THE TASK => Below is a set of records, and all of them should be retyped exactly, minus the pictures.

DATASET EXTRACT =>

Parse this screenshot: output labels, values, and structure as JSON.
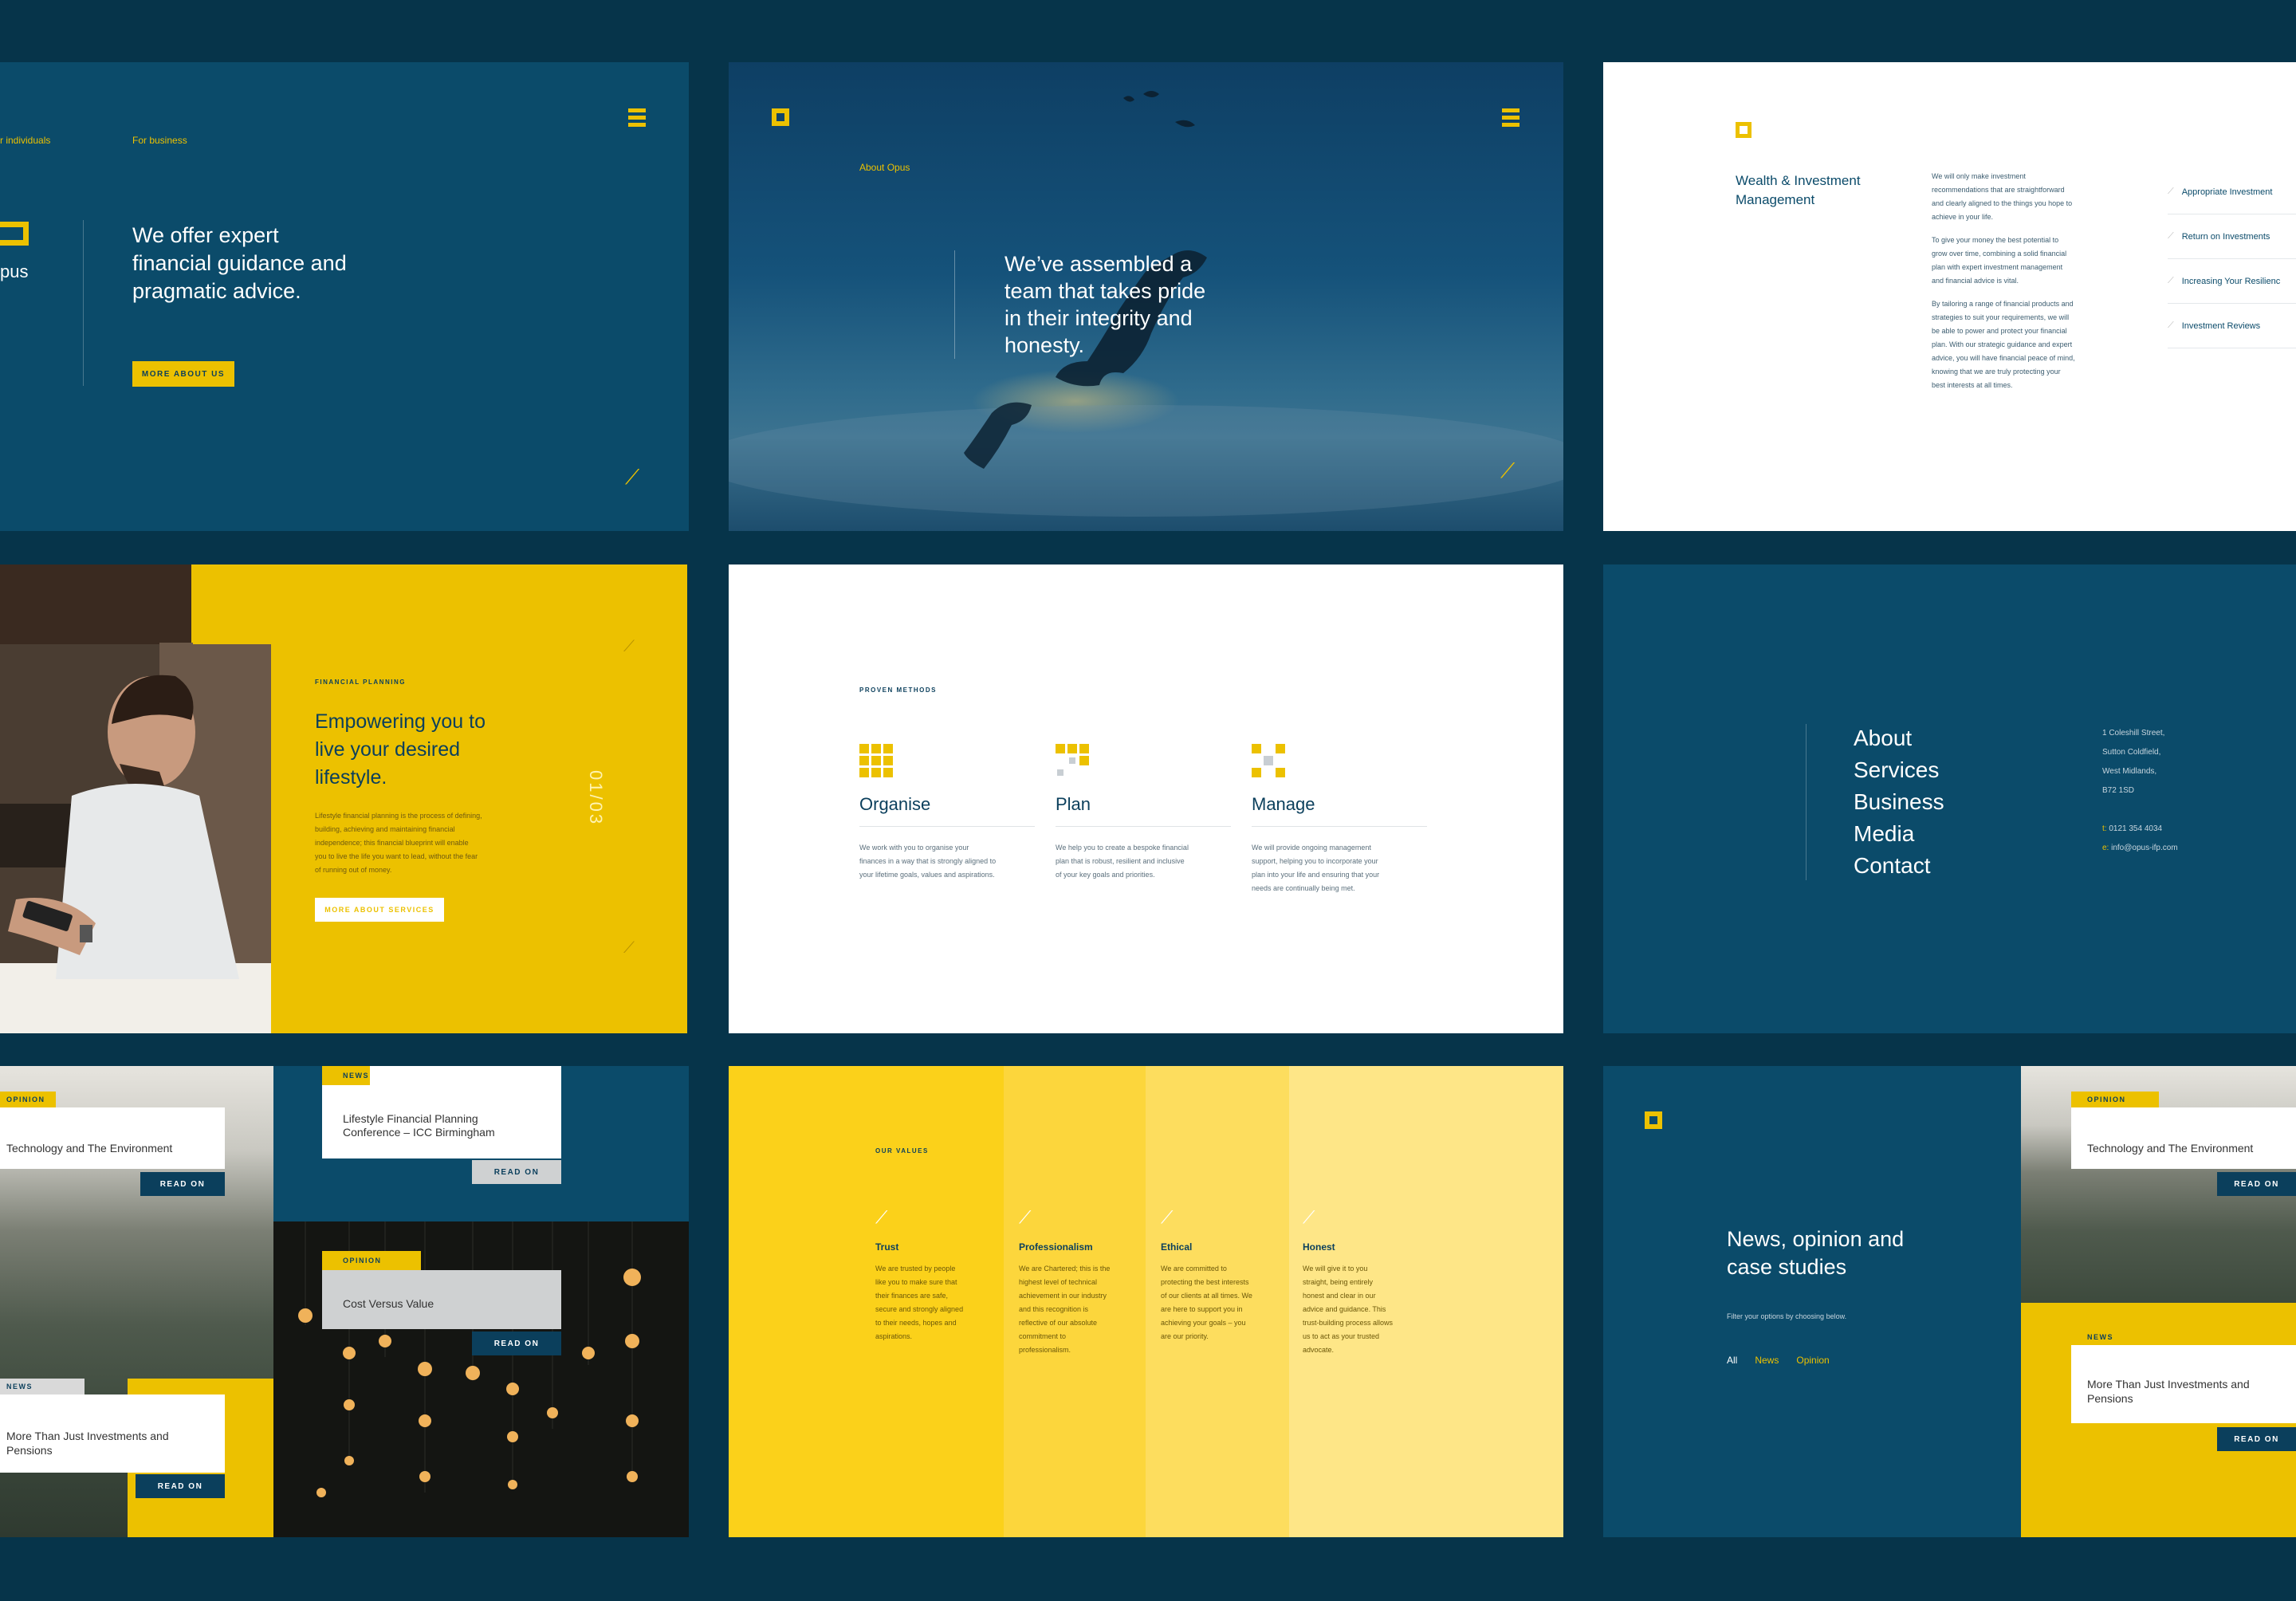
{
  "colors": {
    "background": "#06344a",
    "teal": "#0b4b6a",
    "yellow": "#ecc100",
    "white": "#ffffff"
  },
  "p1": {
    "nav_individuals": "r individuals",
    "nav_business": "For business",
    "logo_text": "pus",
    "headline_1": "We offer expert",
    "headline_2": "financial guidance and",
    "headline_3": "pragmatic advice.",
    "button": "MORE ABOUT US"
  },
  "p2": {
    "label": "About Opus",
    "headline_1": "We’ve assembled a",
    "headline_2": "team that takes pride",
    "headline_3": "in their integrity and",
    "headline_4": "honesty."
  },
  "p3": {
    "title_1": "Wealth & Investment",
    "title_2": "Management",
    "para1": [
      "We will only make investment",
      "recommendations that are straightforward",
      "and clearly aligned to the things you hope to",
      "achieve in your life."
    ],
    "para2": [
      "To give your money the best potential to",
      "grow over time, combining a solid financial",
      "plan with expert investment management",
      "and financial advice is vital."
    ],
    "para3": [
      "By tailoring a range of financial products and",
      "strategies to suit your requirements, we will",
      "be able to power and protect your financial",
      "plan. With our strategic guidance and expert",
      "advice, you will have financial peace of mind,",
      "knowing that we are truly protecting your",
      "best interests at all times."
    ],
    "links": [
      "Appropriate Investment",
      "Return on Investments",
      "Increasing Your Resilienc",
      "Investment Reviews"
    ]
  },
  "p4": {
    "label": "FINANCIAL PLANNING",
    "headline_1": "Empowering you to",
    "headline_2": "live your desired",
    "headline_3": "lifestyle.",
    "body": [
      "Lifestyle financial planning is the process of defining,",
      "building, achieving and maintaining financial",
      "independence; this financial blueprint will enable",
      "you to live the life you want to lead, without the fear",
      "of running out of money."
    ],
    "button": "MORE ABOUT SERVICES",
    "counter": "01/03"
  },
  "p5": {
    "label": "PROVEN METHODS",
    "cols": [
      {
        "title": "Organise",
        "icon": "grid-icon",
        "body": [
          "We work with you to organise your",
          "finances in a way that is strongly aligned to",
          "your lifetime goals, values and aspirations."
        ]
      },
      {
        "title": "Plan",
        "icon": "plan-icon",
        "body": [
          "We help you to create a bespoke financial",
          "plan that is robust, resilient and inclusive",
          "of your key goals and priorities."
        ]
      },
      {
        "title": "Manage",
        "icon": "manage-icon",
        "body": [
          "We will provide ongoing management",
          "support, helping you to incorporate your",
          "plan into your life and ensuring that your",
          "needs are continually being met."
        ]
      }
    ]
  },
  "p6": {
    "menu": [
      "About",
      "Services",
      "Business",
      "Media",
      "Contact"
    ],
    "address": [
      "1 Coleshill Street,",
      "Sutton Coldfield,",
      "West Midlands,",
      "B72 1SD"
    ],
    "phone_label": "t:",
    "phone": "0121 354 4034",
    "email_label": "e:",
    "email": "info@opus-ifp.com"
  },
  "p7": {
    "card1_tag": "OPINION",
    "card1_title": "Technology and The Environment",
    "card1_btn": "READ ON",
    "card2_tag": "NEWS",
    "card2_title_1": "Lifestyle Financial Planning",
    "card2_title_2": "Conference – ICC Birmingham",
    "card2_btn": "READ ON",
    "card3_tag": "OPINION",
    "card3_title": "Cost Versus Value",
    "card3_btn": "READ ON",
    "card4_tag": "NEWS",
    "card4_title_1": "More Than Just Investments and",
    "card4_title_2": "Pensions",
    "card4_btn": "READ ON"
  },
  "p8": {
    "label": "OUR VALUES",
    "values": [
      {
        "title": "Trust",
        "body": [
          "We are trusted by people",
          "like you to make sure that",
          "their finances are safe,",
          "secure and strongly aligned",
          "to their needs, hopes and",
          "aspirations."
        ]
      },
      {
        "title": "Professionalism",
        "body": [
          "We are Chartered; this is the",
          "highest level of technical",
          "achievement in our industry",
          "and this recognition is",
          "reflective of our absolute",
          "commitment to",
          "professionalism."
        ]
      },
      {
        "title": "Ethical",
        "body": [
          "We are committed to",
          "protecting the best interests",
          "of our clients at all times. We",
          "are here to support you in",
          "achieving your goals – you",
          "are our priority."
        ]
      },
      {
        "title": "Honest",
        "body": [
          "We will give it to you",
          "straight, being entirely",
          "honest and clear in our",
          "advice and guidance. This",
          "trust-building process allows",
          "us to act as your trusted",
          "advocate."
        ]
      }
    ]
  },
  "p9": {
    "headline_1": "News, opinion and",
    "headline_2": "case studies",
    "filter_text": "Filter your options by choosing below.",
    "filters": [
      "All",
      "News",
      "Opinion"
    ],
    "card1_tag": "OPINION",
    "card1_title": "Technology and The Environment",
    "card1_btn": "READ ON",
    "card2_tag": "NEWS",
    "card2_title_1": "More Than Just Investments and",
    "card2_title_2": "Pensions",
    "card2_btn": "READ ON"
  }
}
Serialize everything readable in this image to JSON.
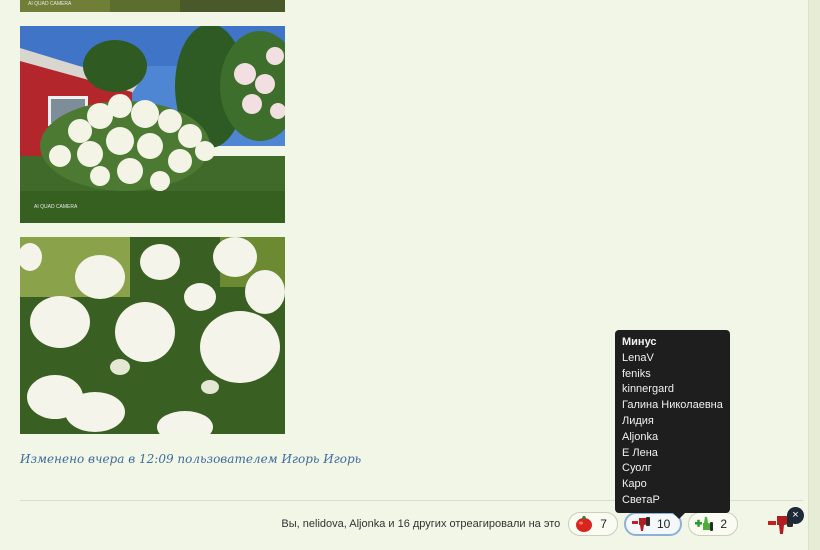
{
  "post": {
    "photo_watermark": "AI QUAD CAMERA",
    "edited_prefix": "Изменено вчера в 12:09 пользователем ",
    "edited_user": "Игорь Игорь"
  },
  "reactions": {
    "summary": "Вы, nelidova, Aljonka и 16 других отреагировали на это",
    "items": [
      {
        "icon": "tomato-icon",
        "count": "7"
      },
      {
        "icon": "thumbs-down-minus-icon",
        "count": "10"
      },
      {
        "icon": "thumbs-up-plus-icon",
        "count": "2"
      }
    ]
  },
  "tooltip": {
    "title": "Минус",
    "users": [
      "LenaV",
      "feniks",
      "kinnergard",
      "Галина Николаевна",
      "Лидия",
      "Aljonka",
      "Е Лена",
      "Суолг",
      "Каро",
      "СветаР"
    ]
  },
  "corner": {
    "close_label": "×"
  },
  "colors": {
    "background": "#f2f6e6",
    "link": "#3f6b9c",
    "tooltip_bg": "#1e1e1e",
    "active_border": "#8fb0d6"
  }
}
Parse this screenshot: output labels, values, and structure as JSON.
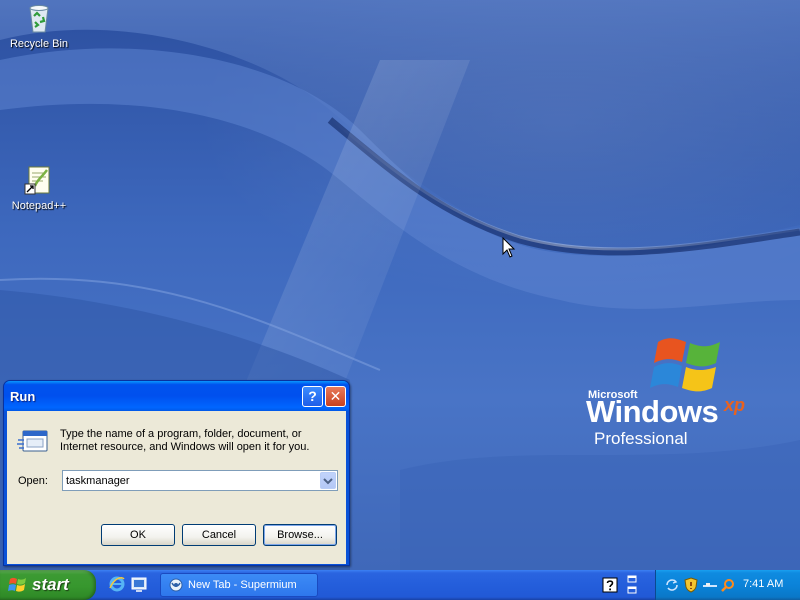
{
  "desktop": {
    "icons": [
      {
        "label": "Recycle Bin",
        "icon": "recycle-bin-icon"
      },
      {
        "label": "Notepad++",
        "icon": "notepad-plus-plus-icon"
      }
    ],
    "branding": {
      "company": "Microsoft",
      "product": "Windows",
      "version_mark": "xp",
      "edition": "Professional"
    }
  },
  "run_dialog": {
    "title": "Run",
    "help_glyph": "?",
    "close_glyph": "✕",
    "description": "Type the name of a program, folder, document, or Internet resource, and Windows will open it for you.",
    "open_label": "Open:",
    "open_value": "taskmanager",
    "ok_label": "OK",
    "cancel_label": "Cancel",
    "browse_label": "Browse..."
  },
  "taskbar": {
    "start_label": "start",
    "quick_launch": [
      "internet-explorer-icon",
      "show-desktop-icon"
    ],
    "tasks": [
      {
        "label": "New Tab - Supermium",
        "icon": "supermium-browser-icon"
      }
    ],
    "tray_icons": [
      "sync-icon",
      "security-shield-icon",
      "network-icon",
      "search-icon"
    ],
    "clock": "7:41 AM"
  },
  "colors": {
    "titlebar_blue": "#0053ee",
    "start_green": "#37972e",
    "tray_blue": "#0b83d9",
    "dialog_face": "#ece9d8",
    "desktop_blue": "#3d68bd"
  }
}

SOLUTION TO THIS TASK =>
Parse this screenshot: output labels, values, and structure as JSON.
{
  "colors": {
    "background": "#06344a",
    "teal": "#0b4b6a",
    "yellow": "#ecc100",
    "white": "#ffffff"
  },
  "p1": {
    "nav_individuals": "r individuals",
    "nav_business": "For business",
    "logo_text": "pus",
    "headline_1": "We offer expert",
    "headline_2": "financial guidance and",
    "headline_3": "pragmatic advice.",
    "button": "MORE ABOUT US"
  },
  "p2": {
    "label": "About Opus",
    "headline_1": "We’ve assembled a",
    "headline_2": "team that takes pride",
    "headline_3": "in their integrity and",
    "headline_4": "honesty."
  },
  "p3": {
    "title_1": "Wealth & Investment",
    "title_2": "Management",
    "para1": [
      "We will only make investment",
      "recommendations that are straightforward",
      "and clearly aligned to the things you hope to",
      "achieve in your life."
    ],
    "para2": [
      "To give your money the best potential to",
      "grow over time, combining a solid financial",
      "plan with expert investment management",
      "and financial advice is vital."
    ],
    "para3": [
      "By tailoring a range of financial products and",
      "strategies to suit your requirements, we will",
      "be able to power and protect your financial",
      "plan. With our strategic guidance and expert",
      "advice, you will have financial peace of mind,",
      "knowing that we are truly protecting your",
      "best interests at all times."
    ],
    "links": [
      "Appropriate Investment",
      "Return on Investments",
      "Increasing Your Resilienc",
      "Investment Reviews"
    ]
  },
  "p4": {
    "label": "FINANCIAL PLANNING",
    "headline_1": "Empowering you to",
    "headline_2": "live your desired",
    "headline_3": "lifestyle.",
    "body": [
      "Lifestyle financial planning is the process of defining,",
      "building, achieving and maintaining financial",
      "independence; this financial blueprint will enable",
      "you to live the life you want to lead, without the fear",
      "of running out of money."
    ],
    "button": "MORE ABOUT SERVICES",
    "counter": "01/03"
  },
  "p5": {
    "label": "PROVEN METHODS",
    "cols": [
      {
        "title": "Organise",
        "icon": "grid-icon",
        "body": [
          "We work with you to organise your",
          "finances in a way that is strongly aligned to",
          "your lifetime goals, values and aspirations."
        ]
      },
      {
        "title": "Plan",
        "icon": "plan-icon",
        "body": [
          "We help you to create a bespoke financial",
          "plan that is robust, resilient and inclusive",
          "of your key goals and priorities."
        ]
      },
      {
        "title": "Manage",
        "icon": "manage-icon",
        "body": [
          "We will provide ongoing management",
          "support, helping you to incorporate your",
          "plan into your life and ensuring that your",
          "needs are continually being met."
        ]
      }
    ]
  },
  "p6": {
    "menu": [
      "About",
      "Services",
      "Business",
      "Media",
      "Contact"
    ],
    "address": [
      "1 Coleshill Street,",
      "Sutton Coldfield,",
      "West Midlands,",
      "B72 1SD"
    ],
    "phone_label": "t:",
    "phone": "0121 354 4034",
    "email_label": "e:",
    "email": "info@opus-ifp.com"
  },
  "p7": {
    "card1_tag": "OPINION",
    "card1_title": "Technology and The Environment",
    "card1_btn": "READ ON",
    "card2_tag": "NEWS",
    "card2_title_1": "Lifestyle Financial Planning",
    "card2_title_2": "Conference – ICC Birmingham",
    "card2_btn": "READ ON",
    "card3_tag": "OPINION",
    "card3_title": "Cost Versus Value",
    "card3_btn": "READ ON",
    "card4_tag": "NEWS",
    "card4_title_1": "More Than Just Investments and",
    "card4_title_2": "Pensions",
    "card4_btn": "READ ON"
  },
  "p8": {
    "label": "OUR VALUES",
    "values": [
      {
        "title": "Trust",
        "body": [
          "We are trusted by people",
          "like you to make sure that",
          "their finances are safe,",
          "secure and strongly aligned",
          "to their needs, hopes and",
          "aspirations."
        ]
      },
      {
        "title": "Professionalism",
        "body": [
          "We are Chartered; this is the",
          "highest level of technical",
          "achievement in our industry",
          "and this recognition is",
          "reflective of our absolute",
          "commitment to",
          "professionalism."
        ]
      },
      {
        "title": "Ethical",
        "body": [
          "We are committed to",
          "protecting the best interests",
          "of our clients at all times. We",
          "are here to support you in",
          "achieving your goals – you",
          "are our priority."
        ]
      },
      {
        "title": "Honest",
        "body": [
          "We will give it to you",
          "straight, being entirely",
          "honest and clear in our",
          "advice and guidance. This",
          "trust-building process allows",
          "us to act as your trusted",
          "advocate."
        ]
      }
    ]
  },
  "p9": {
    "headline_1": "News, opinion and",
    "headline_2": "case studies",
    "filter_text": "Filter your options by choosing below.",
    "filters": [
      "All",
      "News",
      "Opinion"
    ],
    "card1_tag": "OPINION",
    "card1_title": "Technology and The Environment",
    "card1_btn": "READ ON",
    "card2_tag": "NEWS",
    "card2_title_1": "More Than Just Investments and",
    "card2_title_2": "Pensions",
    "card2_btn": "READ ON"
  }
}
Serialize everything readable in this image to JSON.
{
  "post": {
    "photo_watermark": "AI QUAD CAMERA",
    "edited_prefix": "Изменено вчера в 12:09 пользователем ",
    "edited_user": "Игорь Игорь"
  },
  "reactions": {
    "summary": "Вы, nelidova, Aljonka и 16 других отреагировали на это",
    "items": [
      {
        "icon": "tomato-icon",
        "count": "7"
      },
      {
        "icon": "thumbs-down-minus-icon",
        "count": "10"
      },
      {
        "icon": "thumbs-up-plus-icon",
        "count": "2"
      }
    ]
  },
  "tooltip": {
    "title": "Минус",
    "users": [
      "LenaV",
      "feniks",
      "kinnergard",
      "Галина Николаевна",
      "Лидия",
      "Aljonka",
      "Е Лена",
      "Суолг",
      "Каро",
      "СветаР"
    ]
  },
  "corner": {
    "close_label": "×"
  },
  "colors": {
    "background": "#f2f6e6",
    "link": "#3f6b9c",
    "tooltip_bg": "#1e1e1e",
    "active_border": "#8fb0d6"
  }
}
Parse this screenshot: output labels, values, and structure as JSON.
{
  "desktop": {
    "icons": [
      {
        "label": "Recycle Bin",
        "icon": "recycle-bin-icon"
      },
      {
        "label": "Notepad++",
        "icon": "notepad-plus-plus-icon"
      }
    ],
    "branding": {
      "company": "Microsoft",
      "product": "Windows",
      "version_mark": "xp",
      "edition": "Professional"
    }
  },
  "run_dialog": {
    "title": "Run",
    "help_glyph": "?",
    "close_glyph": "✕",
    "description": "Type the name of a program, folder, document, or Internet resource, and Windows will open it for you.",
    "open_label": "Open:",
    "open_value": "taskmanager",
    "ok_label": "OK",
    "cancel_label": "Cancel",
    "browse_label": "Browse..."
  },
  "taskbar": {
    "start_label": "start",
    "quick_launch": [
      "internet-explorer-icon",
      "show-desktop-icon"
    ],
    "tasks": [
      {
        "label": "New Tab - Supermium",
        "icon": "supermium-browser-icon"
      }
    ],
    "tray_icons": [
      "sync-icon",
      "security-shield-icon",
      "network-icon",
      "search-icon"
    ],
    "clock": "7:41 AM"
  },
  "colors": {
    "titlebar_blue": "#0053ee",
    "start_green": "#37972e",
    "tray_blue": "#0b83d9",
    "dialog_face": "#ece9d8",
    "desktop_blue": "#3d68bd"
  }
}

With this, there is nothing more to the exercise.